§ Aim of the exercise: Lines from the listing that hold the string "icon" are what you should return.

§ Extracted records:
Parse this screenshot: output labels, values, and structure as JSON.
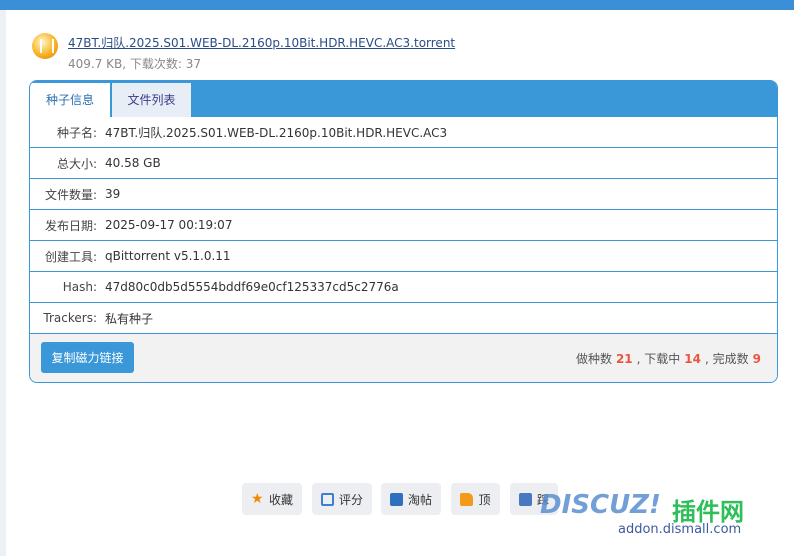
{
  "torrent": {
    "filename": "47BT.归队.2025.S01.WEB-DL.2160p.10Bit.HDR.HEVC.AC3.torrent",
    "meta": "409.7 KB, 下载次数: 37"
  },
  "tabs": [
    {
      "label": "种子信息",
      "active": true
    },
    {
      "label": "文件列表",
      "active": false
    }
  ],
  "rows": [
    {
      "label": "种子名:",
      "value": "47BT.归队.2025.S01.WEB-DL.2160p.10Bit.HDR.HEVC.AC3"
    },
    {
      "label": "总大小:",
      "value": "40.58 GB"
    },
    {
      "label": "文件数量:",
      "value": "39"
    },
    {
      "label": "发布日期:",
      "value": "2025-09-17 00:19:07"
    },
    {
      "label": "创建工具:",
      "value": "qBittorrent v5.1.0.11"
    },
    {
      "label": "Hash:",
      "value": "47d80c0db5d5554bddf69e0cf125337cd5c2776a"
    },
    {
      "label": "Trackers:",
      "value": "私有种子"
    }
  ],
  "footer": {
    "copy_magnet": "复制磁力链接",
    "seeders_label": "做种数",
    "seeders": "21",
    "leechers_label": ", 下载中",
    "leechers": "14",
    "completed_label": ", 完成数",
    "completed": "9"
  },
  "actions": [
    {
      "label": "收藏",
      "icon": "star-icon"
    },
    {
      "label": "评分",
      "icon": "calendar-icon"
    },
    {
      "label": "淘帖",
      "icon": "box-icon"
    },
    {
      "label": "顶",
      "icon": "thumbs-up-icon"
    },
    {
      "label": "踩",
      "icon": "thumbs-down-icon"
    }
  ],
  "watermark": {
    "brand": "DISCUZ!",
    "cn": "插件网",
    "url": "addon.dismall.com"
  },
  "colors": {
    "accent": "#3a97d8",
    "stat": "#e9573f"
  }
}
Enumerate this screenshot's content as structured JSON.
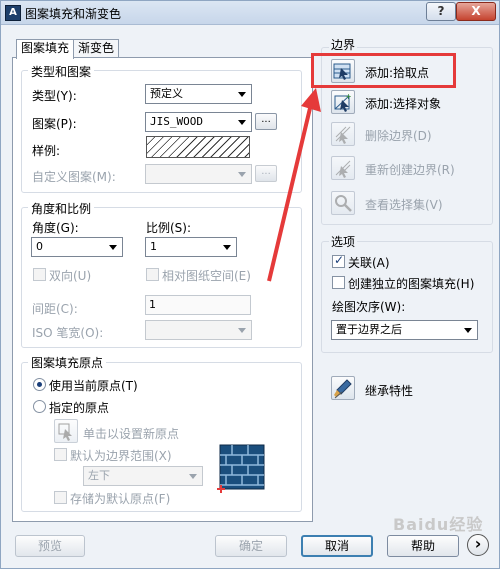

§ Output for this exercise:
      "icon": "star-icon"
      "icon": "calendar-icon"
      "icon": "box-icon"
      "icon": "thumbs-up-icon"
      "icon": "thumbs-down-icon"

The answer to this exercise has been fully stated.